How election debates do (and don't) matter

The televised election debates, which have now been confirmed, are good news for democratic engagement.

It is to the credit of both Gordon Brown and David Cameron that they will take place. Once they happen the first time, I expect they will become routinely part of election campaigns.

Parochial partisan concerns that they could (mildly) boost the Liberal Democrats are a poor reason to refuse to join the large number of Parliamentary democracies who regularly hold such debates, as Jonathan Isaby argues well on ConservativeHome.

What is much less likely is that they will prove game-changers in the campaign. As I noted in a previous post. Even a (rare) clear points victory may not mean that much on election day, as Germany's Frank Walter Steinmeier found out in last Autumn's German campaign.

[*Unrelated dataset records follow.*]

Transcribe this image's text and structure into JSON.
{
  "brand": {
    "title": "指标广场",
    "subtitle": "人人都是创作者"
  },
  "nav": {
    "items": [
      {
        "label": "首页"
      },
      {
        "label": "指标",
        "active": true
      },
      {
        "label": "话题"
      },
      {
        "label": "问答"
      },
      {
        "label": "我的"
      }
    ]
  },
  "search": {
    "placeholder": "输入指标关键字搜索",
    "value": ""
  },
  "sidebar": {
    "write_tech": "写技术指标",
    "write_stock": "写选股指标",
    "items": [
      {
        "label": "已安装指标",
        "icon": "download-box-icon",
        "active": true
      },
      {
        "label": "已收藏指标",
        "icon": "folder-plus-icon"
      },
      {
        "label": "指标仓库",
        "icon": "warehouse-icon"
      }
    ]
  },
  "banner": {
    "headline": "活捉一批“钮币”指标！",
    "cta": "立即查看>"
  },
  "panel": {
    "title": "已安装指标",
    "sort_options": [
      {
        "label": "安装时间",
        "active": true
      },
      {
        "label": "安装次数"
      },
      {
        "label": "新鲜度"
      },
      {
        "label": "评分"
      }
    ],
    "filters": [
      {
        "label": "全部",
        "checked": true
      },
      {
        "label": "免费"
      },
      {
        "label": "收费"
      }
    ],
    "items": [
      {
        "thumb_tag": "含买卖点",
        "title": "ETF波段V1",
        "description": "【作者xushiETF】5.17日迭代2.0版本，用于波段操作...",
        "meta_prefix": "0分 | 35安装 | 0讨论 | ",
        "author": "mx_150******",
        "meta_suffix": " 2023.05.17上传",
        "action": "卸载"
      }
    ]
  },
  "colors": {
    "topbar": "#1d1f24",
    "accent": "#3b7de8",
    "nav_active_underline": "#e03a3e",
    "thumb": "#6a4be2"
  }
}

But nor is the common concern that they dumb down political debate from where we are now convincing. In fact, we will see ten to fifteen million people watching some of the straightest "talking head TV" since the black and white age of AJP Taylor. Simon Cowell's production advice will not be needed.

The broadcasters may be thinking about what they can do with audience participation to liven this up.

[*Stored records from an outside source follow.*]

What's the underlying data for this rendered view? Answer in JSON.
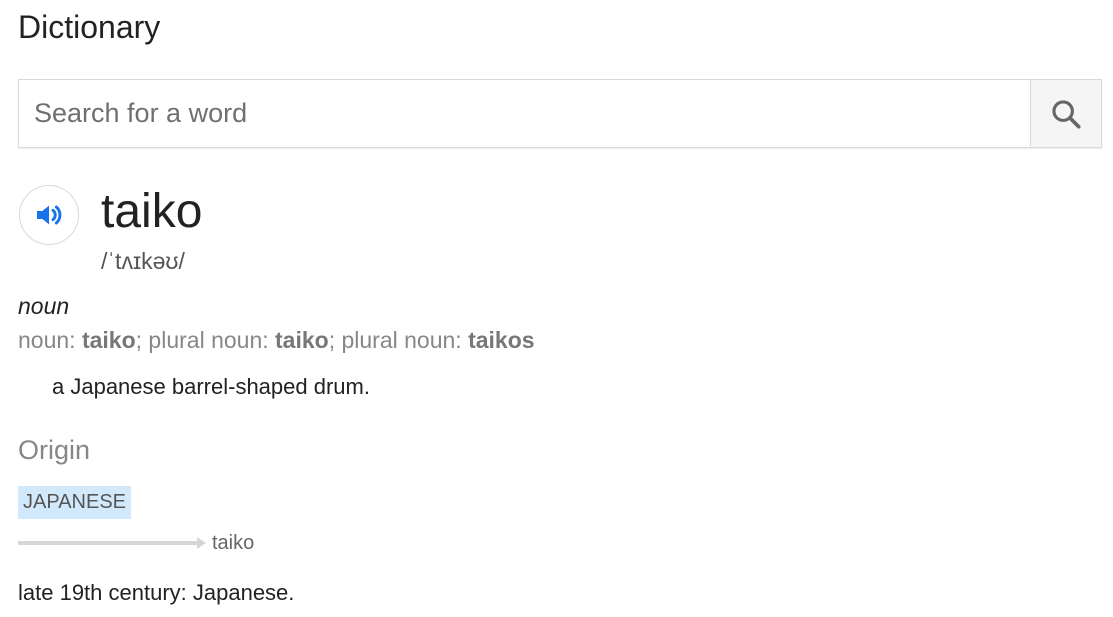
{
  "header": {
    "title": "Dictionary"
  },
  "search": {
    "placeholder": "Search for a word",
    "value": "",
    "icon": "search-icon"
  },
  "entry": {
    "audio_icon": "speaker-icon",
    "accent_color": "#1a73e8",
    "word": "taiko",
    "phonetic": "/ˈtʌɪkəʊ/",
    "part_of_speech": "noun",
    "forms": {
      "label1": "noun: ",
      "form1": "taiko",
      "sep1": "; plural noun: ",
      "form2": "taiko",
      "sep2": "; plural noun: ",
      "form3": "taikos"
    },
    "definition": "a Japanese barrel-shaped drum."
  },
  "origin": {
    "heading": "Origin",
    "language": "JAPANESE",
    "language_tag_color": "#d2e9fb",
    "derived_word": "taiko",
    "text": "late 19th century: Japanese."
  }
}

Here's an idea: don't!

4 comments:

Jack said...

Would your rejection of audience participation extend to being able to question the leaders?

Mark Pack said...

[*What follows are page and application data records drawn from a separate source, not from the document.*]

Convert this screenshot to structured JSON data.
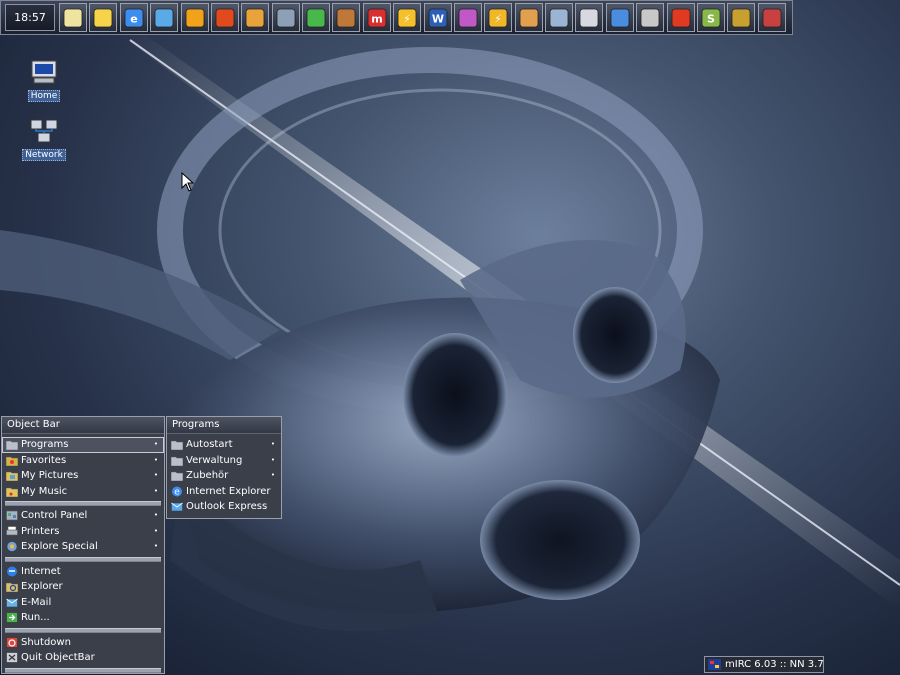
{
  "taskbar": {
    "clock": "18:57",
    "quick_launch": [
      {
        "name": "notepad-icon",
        "glyph": "",
        "color": "#f0e2a0"
      },
      {
        "name": "find-icon",
        "glyph": "",
        "color": "#f5d44a"
      },
      {
        "name": "internet-explorer-icon",
        "glyph": "e",
        "color": "#3d8df0"
      },
      {
        "name": "outlook-express-icon",
        "glyph": "",
        "color": "#5aaae8"
      },
      {
        "name": "media-player-icon",
        "glyph": "",
        "color": "#f2a21a"
      },
      {
        "name": "fire-app-icon",
        "glyph": "",
        "color": "#e04a1c"
      },
      {
        "name": "winamp-icon",
        "glyph": "",
        "color": "#e8a43a"
      },
      {
        "name": "bird-app-icon",
        "glyph": "",
        "color": "#8ca0b8"
      },
      {
        "name": "icq-lite-icon",
        "glyph": "",
        "color": "#49b84a"
      },
      {
        "name": "rabbit-app-icon",
        "glyph": "",
        "color": "#c07838"
      },
      {
        "name": "mirc-icon",
        "glyph": "m",
        "color": "#d83030"
      },
      {
        "name": "lightning-app-icon",
        "glyph": "⚡",
        "color": "#f4c02c"
      },
      {
        "name": "word-icon",
        "glyph": "W",
        "color": "#2b5fb8"
      },
      {
        "name": "color-wheel-icon",
        "glyph": "",
        "color": "#c058c8"
      },
      {
        "name": "lightning-app-2-icon",
        "glyph": "⚡",
        "color": "#f0b828"
      },
      {
        "name": "paint-icon",
        "glyph": "",
        "color": "#e0a050"
      },
      {
        "name": "display-icon",
        "glyph": "",
        "color": "#9cb4d4"
      },
      {
        "name": "write-icon",
        "glyph": "",
        "color": "#d8d8e0"
      },
      {
        "name": "pointer-icon",
        "glyph": "",
        "color": "#4a8ce0"
      },
      {
        "name": "eye-icon",
        "glyph": "",
        "color": "#c8c8c8"
      },
      {
        "name": "flash-app-icon",
        "glyph": "",
        "color": "#e03a20"
      },
      {
        "name": "s-app-icon",
        "glyph": "S",
        "color": "#88b848"
      },
      {
        "name": "compass-app-icon",
        "glyph": "",
        "color": "#c8a030"
      },
      {
        "name": "crest-icon",
        "glyph": "",
        "color": "#c84040"
      }
    ]
  },
  "desktop_icons": [
    {
      "label": "Home"
    },
    {
      "label": "Network"
    }
  ],
  "object_bar": {
    "title": "Object Bar",
    "groups": [
      [
        {
          "label": "Programs",
          "icon": "folder-icon",
          "submenu": true,
          "selected": true
        },
        {
          "label": "Favorites",
          "icon": "favorites-icon",
          "submenu": true
        },
        {
          "label": "My Pictures",
          "icon": "pictures-folder-icon",
          "submenu": true
        },
        {
          "label": "My Music",
          "icon": "music-folder-icon",
          "submenu": true
        }
      ],
      [
        {
          "label": "Control Panel",
          "icon": "control-panel-icon",
          "submenu": true
        },
        {
          "label": "Printers",
          "icon": "printer-icon",
          "submenu": true
        },
        {
          "label": "Explore Special",
          "icon": "explore-special-icon",
          "submenu": true
        }
      ],
      [
        {
          "label": "Internet",
          "icon": "internet-icon",
          "submenu": false
        },
        {
          "label": "Explorer",
          "icon": "explorer-icon",
          "submenu": false
        },
        {
          "label": "E-Mail",
          "icon": "email-icon",
          "submenu": false
        },
        {
          "label": "Run...",
          "icon": "run-icon",
          "submenu": false
        }
      ],
      [
        {
          "label": "Shutdown",
          "icon": "shutdown-icon",
          "submenu": false
        },
        {
          "label": "Quit ObjectBar",
          "icon": "quit-icon",
          "submenu": false
        }
      ]
    ]
  },
  "programs_menu": {
    "title": "Programs",
    "items": [
      {
        "label": "Autostart",
        "icon": "folder-icon",
        "submenu": true
      },
      {
        "label": "Verwaltung",
        "icon": "folder-icon",
        "submenu": true
      },
      {
        "label": "Zubehör",
        "icon": "folder-icon",
        "submenu": true
      },
      {
        "label": "Internet Explorer",
        "icon": "internet-explorer-icon",
        "submenu": false
      },
      {
        "label": "Outlook Express",
        "icon": "outlook-express-icon",
        "submenu": false
      }
    ]
  },
  "tray": {
    "task_label": "mIRC 6.03 :: NN 3.7..."
  },
  "colors": {
    "menu_bg": "#3a3f4a",
    "accent": "#3d5f94"
  }
}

It's questions from the public that most often put politicians on the spot (partly because genuine personal outrage is hard to dodge). So it would be a shame if the format doesn't allow for this.

warelane said...

I am concerned that personalities not policies will win out here. Besides, in the USA the debates work fine with a presidential system, when they do vote for one of the candidates. The vast majority in this country will not be able to vote for Brown/Clegg/Cameron, but rather their local candidate.

Sunder Katwala said...

Thanks for comments. A bit imprecisely argued by me in the first place. No, I am not against members of the public putting some of the questions in one or more of the debates, as I am sure is likely. I was trying to argue against other ways to jazz up the format - eg, hearing audience views on responses, etc, and come to think of it, scrolling red button/text responses on screen, etc.

* warelane ... a great many parliamentary democracies have leadership debates: eg Germany, Spain, Portugal, Ireland, Austria, Australia, Greece, New Zealand and no doubt many others. I don't think we would have a less leadership-focused national campaign without them, and having a PM and other policy debates alongside interviews and news coverage seems a good thing; along with local hustings between candidates too.